> _About this task_
Which of the lines below hold the word "avatar"? Pull each of them out.

> _Source records_
---------------

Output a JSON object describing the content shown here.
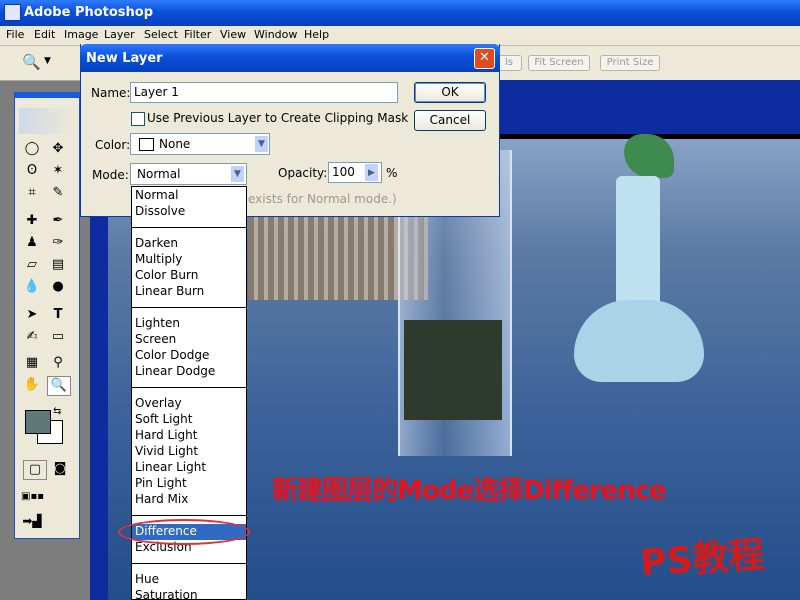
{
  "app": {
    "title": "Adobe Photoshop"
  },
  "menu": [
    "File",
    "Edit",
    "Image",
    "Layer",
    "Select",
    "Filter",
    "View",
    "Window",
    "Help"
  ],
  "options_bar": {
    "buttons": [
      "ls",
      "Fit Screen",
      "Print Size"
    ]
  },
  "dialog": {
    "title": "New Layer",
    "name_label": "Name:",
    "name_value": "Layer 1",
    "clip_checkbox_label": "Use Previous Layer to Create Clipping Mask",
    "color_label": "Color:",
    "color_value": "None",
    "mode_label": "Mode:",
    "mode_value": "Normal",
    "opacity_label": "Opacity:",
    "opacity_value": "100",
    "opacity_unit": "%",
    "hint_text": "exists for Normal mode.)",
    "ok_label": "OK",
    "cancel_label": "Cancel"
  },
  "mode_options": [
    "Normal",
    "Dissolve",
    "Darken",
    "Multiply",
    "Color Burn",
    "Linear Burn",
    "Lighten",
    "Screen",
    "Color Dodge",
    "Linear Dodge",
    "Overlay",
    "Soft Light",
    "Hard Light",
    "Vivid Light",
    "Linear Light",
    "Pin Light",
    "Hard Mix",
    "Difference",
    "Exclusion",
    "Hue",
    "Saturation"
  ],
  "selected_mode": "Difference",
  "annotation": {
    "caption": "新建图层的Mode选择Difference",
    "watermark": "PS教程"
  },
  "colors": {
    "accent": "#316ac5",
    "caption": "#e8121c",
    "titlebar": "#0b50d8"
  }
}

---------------

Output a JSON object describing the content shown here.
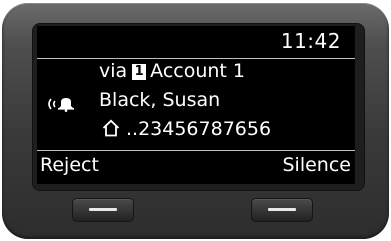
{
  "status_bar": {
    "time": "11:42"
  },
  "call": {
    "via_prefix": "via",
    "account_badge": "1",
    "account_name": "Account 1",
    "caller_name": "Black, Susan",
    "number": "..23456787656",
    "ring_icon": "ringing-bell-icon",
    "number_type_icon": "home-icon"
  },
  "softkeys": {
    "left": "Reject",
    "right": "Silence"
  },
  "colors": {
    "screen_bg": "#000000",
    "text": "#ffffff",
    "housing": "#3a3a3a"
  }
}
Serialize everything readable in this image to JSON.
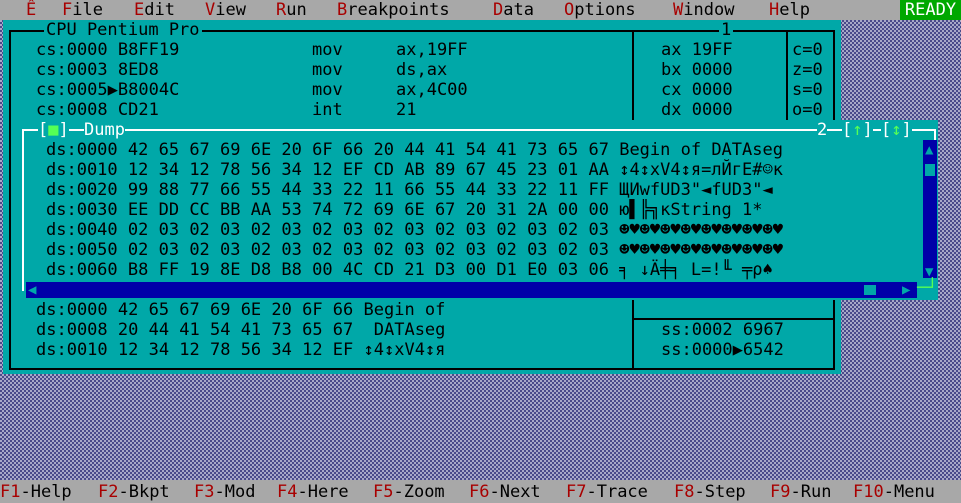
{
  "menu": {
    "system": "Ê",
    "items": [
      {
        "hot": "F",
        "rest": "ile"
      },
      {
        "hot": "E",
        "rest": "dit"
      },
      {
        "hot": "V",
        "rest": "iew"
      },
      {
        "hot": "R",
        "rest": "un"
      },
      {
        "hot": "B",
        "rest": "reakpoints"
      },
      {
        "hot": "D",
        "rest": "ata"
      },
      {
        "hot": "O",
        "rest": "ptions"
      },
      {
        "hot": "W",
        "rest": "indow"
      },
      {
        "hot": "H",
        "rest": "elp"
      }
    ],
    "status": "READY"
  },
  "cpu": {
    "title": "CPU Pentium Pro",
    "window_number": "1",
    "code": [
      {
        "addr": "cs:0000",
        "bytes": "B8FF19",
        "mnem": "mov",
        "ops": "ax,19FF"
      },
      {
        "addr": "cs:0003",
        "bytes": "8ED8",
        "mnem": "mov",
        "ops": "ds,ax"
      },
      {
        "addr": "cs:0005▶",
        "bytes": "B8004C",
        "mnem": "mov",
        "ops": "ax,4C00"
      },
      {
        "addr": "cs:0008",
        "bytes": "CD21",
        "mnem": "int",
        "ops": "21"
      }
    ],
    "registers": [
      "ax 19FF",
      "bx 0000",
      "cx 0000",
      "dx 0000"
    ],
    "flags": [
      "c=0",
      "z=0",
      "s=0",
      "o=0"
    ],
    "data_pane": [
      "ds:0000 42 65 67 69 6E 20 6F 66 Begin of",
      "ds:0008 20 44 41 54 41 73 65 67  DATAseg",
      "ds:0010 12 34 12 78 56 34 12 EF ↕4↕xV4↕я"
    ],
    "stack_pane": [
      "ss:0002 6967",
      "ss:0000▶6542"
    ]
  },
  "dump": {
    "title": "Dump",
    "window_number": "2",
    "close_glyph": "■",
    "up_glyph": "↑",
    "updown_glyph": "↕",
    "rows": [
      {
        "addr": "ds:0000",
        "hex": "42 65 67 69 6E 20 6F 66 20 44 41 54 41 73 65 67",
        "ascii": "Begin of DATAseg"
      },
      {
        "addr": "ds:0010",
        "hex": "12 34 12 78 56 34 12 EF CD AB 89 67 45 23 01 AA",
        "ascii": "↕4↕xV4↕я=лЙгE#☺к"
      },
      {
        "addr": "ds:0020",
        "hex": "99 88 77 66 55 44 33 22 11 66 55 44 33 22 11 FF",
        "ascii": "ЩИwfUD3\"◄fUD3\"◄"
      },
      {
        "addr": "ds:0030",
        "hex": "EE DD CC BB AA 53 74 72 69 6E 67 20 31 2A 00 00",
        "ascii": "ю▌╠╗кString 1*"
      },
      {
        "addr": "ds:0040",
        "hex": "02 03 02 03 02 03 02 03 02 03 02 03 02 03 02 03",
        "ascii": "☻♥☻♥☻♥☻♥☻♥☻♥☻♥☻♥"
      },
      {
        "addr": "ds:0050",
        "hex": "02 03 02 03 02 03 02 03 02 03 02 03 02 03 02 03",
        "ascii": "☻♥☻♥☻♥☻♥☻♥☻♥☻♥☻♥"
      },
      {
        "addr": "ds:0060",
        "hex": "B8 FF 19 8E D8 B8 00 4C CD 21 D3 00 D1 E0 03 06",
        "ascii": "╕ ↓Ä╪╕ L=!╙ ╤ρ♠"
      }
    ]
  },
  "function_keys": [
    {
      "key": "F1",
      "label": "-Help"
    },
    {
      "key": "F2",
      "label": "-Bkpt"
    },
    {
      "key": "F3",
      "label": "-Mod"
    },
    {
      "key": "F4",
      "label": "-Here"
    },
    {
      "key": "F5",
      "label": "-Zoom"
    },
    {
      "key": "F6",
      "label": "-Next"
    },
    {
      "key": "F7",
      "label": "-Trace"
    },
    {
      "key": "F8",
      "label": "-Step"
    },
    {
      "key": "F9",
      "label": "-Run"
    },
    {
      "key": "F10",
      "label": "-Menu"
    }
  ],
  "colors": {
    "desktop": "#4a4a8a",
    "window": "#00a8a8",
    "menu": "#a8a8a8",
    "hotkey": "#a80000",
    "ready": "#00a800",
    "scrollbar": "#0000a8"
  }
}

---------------

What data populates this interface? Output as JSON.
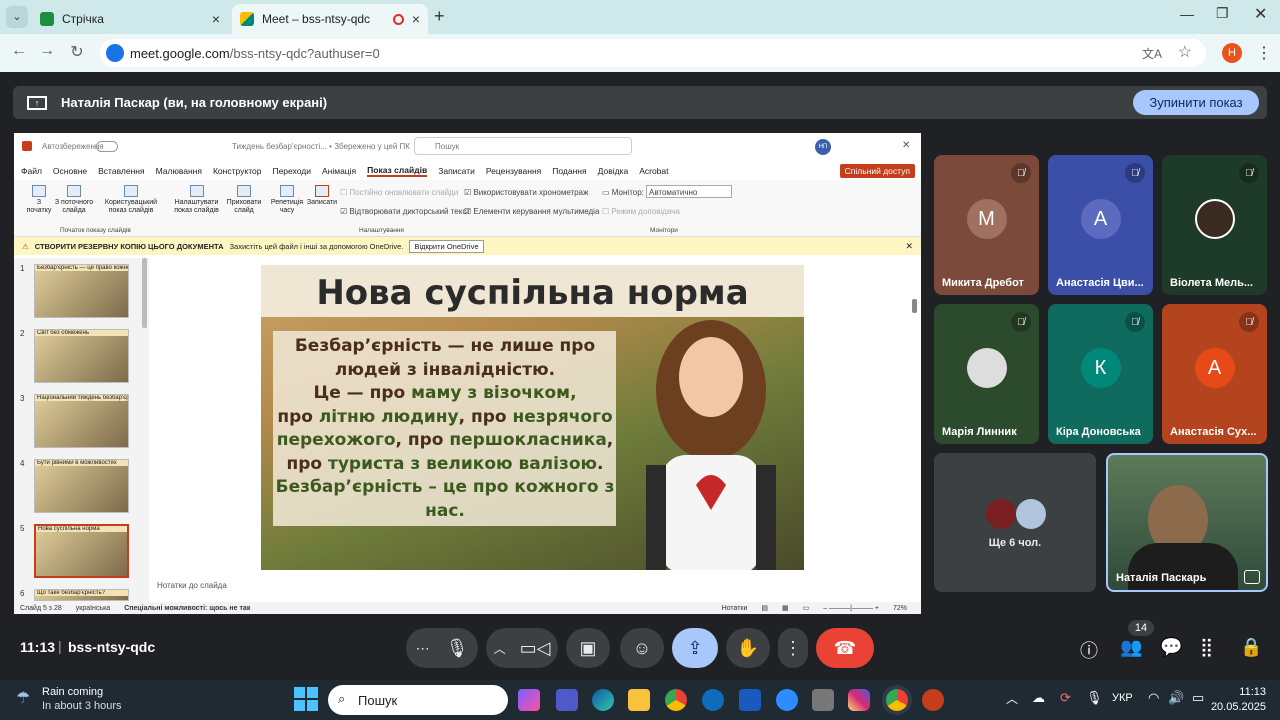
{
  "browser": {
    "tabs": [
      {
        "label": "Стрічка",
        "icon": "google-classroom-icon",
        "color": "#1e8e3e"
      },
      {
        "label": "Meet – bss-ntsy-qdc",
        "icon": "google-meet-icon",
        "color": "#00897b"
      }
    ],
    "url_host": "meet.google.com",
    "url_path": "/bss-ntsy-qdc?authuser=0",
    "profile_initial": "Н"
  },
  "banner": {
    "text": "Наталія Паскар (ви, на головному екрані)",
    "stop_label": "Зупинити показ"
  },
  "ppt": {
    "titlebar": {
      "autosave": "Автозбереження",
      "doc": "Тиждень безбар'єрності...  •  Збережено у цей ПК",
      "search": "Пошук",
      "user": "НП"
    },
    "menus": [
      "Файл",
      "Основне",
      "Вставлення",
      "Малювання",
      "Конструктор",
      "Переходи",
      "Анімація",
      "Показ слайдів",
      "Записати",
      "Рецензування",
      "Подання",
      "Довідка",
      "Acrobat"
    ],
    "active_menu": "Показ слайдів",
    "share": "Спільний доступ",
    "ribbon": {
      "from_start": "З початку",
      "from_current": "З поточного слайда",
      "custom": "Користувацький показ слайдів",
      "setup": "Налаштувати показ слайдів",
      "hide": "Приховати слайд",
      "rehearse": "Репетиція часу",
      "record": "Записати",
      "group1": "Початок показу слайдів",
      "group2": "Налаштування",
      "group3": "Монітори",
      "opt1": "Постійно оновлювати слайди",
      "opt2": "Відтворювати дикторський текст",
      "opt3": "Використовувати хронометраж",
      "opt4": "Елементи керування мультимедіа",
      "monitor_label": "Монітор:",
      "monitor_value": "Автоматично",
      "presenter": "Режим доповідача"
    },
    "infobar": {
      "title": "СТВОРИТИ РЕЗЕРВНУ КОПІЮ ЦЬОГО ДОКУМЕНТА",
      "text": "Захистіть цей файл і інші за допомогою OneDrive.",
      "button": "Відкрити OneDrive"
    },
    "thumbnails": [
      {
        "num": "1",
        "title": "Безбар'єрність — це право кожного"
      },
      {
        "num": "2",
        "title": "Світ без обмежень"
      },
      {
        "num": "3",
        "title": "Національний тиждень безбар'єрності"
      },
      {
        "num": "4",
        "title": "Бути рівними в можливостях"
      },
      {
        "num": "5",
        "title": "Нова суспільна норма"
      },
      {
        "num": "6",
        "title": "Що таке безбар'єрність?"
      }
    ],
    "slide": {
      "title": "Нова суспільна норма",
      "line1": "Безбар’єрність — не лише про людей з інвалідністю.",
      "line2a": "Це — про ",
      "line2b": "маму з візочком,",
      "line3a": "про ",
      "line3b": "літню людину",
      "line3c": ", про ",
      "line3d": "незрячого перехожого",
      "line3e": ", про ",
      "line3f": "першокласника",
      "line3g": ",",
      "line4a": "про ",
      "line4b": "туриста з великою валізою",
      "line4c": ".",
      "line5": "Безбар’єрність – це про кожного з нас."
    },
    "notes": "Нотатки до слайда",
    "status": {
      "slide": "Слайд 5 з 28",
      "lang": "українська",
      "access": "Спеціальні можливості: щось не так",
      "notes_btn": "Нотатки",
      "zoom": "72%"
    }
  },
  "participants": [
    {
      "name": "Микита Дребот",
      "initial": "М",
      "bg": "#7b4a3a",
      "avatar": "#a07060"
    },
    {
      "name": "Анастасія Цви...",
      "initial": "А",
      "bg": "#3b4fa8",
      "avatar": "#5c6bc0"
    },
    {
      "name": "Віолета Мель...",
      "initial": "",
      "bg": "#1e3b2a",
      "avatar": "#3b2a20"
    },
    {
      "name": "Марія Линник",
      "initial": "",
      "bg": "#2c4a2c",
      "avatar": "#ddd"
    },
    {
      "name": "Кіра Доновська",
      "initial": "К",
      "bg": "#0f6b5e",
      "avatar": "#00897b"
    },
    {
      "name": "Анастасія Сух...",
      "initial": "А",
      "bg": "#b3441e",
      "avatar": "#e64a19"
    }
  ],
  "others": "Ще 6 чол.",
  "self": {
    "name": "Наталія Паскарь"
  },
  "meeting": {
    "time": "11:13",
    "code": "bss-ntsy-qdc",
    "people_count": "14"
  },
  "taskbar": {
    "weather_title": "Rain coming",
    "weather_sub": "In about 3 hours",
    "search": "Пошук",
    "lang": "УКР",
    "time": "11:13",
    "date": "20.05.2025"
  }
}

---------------

> _Answer section_
      "avatar": "#a07060"
      "avatar": "#5c6bc0"
      "avatar": "#3b2a20"
      "avatar": "#ddd"
      "avatar": "#00897b"
      "avatar": "#e64a19"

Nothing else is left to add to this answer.